┏━━

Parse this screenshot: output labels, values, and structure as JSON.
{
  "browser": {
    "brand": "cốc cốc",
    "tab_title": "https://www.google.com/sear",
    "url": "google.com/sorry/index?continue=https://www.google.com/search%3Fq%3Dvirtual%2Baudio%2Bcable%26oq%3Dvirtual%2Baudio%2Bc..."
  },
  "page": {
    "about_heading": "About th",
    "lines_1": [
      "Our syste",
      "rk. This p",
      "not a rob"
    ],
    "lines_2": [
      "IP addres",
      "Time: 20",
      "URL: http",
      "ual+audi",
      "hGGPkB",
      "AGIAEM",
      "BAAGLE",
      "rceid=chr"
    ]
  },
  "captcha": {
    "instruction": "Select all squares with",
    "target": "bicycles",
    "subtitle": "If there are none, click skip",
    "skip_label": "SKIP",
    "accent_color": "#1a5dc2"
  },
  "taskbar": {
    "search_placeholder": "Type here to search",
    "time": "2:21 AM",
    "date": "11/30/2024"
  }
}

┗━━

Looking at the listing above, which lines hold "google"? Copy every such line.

▸ Problem solution
    "tab_title": "https://www.google.com/sear",
    "url": "google.com/sorry/index?continue=https://www.google.com/search%3Fq%3Dvirtual%2Baudio%2Bcable%26oq%3Dvirtual%2Baudio%2Bc..."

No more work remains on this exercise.